● WHAT IS BEING ASKED: Using the data below, copy out all lines with the word "into".

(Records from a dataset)
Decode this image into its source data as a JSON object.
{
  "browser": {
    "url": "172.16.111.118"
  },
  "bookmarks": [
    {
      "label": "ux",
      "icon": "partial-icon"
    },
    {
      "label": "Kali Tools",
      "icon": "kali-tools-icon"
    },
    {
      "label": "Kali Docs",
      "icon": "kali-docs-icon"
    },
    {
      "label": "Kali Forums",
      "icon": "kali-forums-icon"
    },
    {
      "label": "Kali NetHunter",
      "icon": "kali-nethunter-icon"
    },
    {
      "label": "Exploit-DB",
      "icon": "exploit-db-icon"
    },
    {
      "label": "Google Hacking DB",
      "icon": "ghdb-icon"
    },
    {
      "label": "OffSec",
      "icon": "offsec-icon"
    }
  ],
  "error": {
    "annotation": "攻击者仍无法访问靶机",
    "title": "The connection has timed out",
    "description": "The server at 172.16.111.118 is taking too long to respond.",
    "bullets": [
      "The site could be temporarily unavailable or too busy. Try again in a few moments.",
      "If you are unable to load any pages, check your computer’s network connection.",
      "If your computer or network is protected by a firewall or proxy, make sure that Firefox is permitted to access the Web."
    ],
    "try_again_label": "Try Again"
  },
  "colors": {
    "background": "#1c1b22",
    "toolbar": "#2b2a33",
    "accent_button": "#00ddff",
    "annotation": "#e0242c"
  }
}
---
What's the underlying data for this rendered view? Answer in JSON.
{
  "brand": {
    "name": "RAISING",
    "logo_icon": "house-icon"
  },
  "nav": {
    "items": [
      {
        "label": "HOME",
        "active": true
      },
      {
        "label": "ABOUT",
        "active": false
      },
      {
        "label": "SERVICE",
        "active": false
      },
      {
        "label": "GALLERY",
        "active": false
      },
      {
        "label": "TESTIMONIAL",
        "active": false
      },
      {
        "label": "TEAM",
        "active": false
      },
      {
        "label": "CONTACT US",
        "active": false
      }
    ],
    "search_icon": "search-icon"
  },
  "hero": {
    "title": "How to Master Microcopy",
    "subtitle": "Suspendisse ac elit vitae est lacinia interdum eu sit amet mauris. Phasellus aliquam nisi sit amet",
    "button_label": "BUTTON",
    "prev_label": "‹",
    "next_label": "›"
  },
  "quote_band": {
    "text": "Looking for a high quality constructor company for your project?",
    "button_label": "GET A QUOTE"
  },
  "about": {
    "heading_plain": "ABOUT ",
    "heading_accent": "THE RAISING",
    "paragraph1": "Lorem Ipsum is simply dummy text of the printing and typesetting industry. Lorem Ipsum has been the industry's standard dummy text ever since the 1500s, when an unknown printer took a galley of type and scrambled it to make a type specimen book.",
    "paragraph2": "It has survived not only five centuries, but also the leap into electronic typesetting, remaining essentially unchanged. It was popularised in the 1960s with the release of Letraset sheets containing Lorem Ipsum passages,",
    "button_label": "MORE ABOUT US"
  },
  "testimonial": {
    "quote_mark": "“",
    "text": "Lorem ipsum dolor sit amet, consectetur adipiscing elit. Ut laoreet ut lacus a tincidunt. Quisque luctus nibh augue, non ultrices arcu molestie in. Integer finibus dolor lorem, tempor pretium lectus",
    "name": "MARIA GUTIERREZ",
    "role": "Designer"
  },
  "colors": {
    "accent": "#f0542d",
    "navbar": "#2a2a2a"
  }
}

● TASK ANSWER:
Decode this image into its source data as a JSON object.
    "paragraph2": "It has survived not only five centuries, but also the leap into electronic typesetting, remaining essentially unchanged. It was popularised in the 1960s with the release of Letraset sheets containing Lorem Ipsum passages,",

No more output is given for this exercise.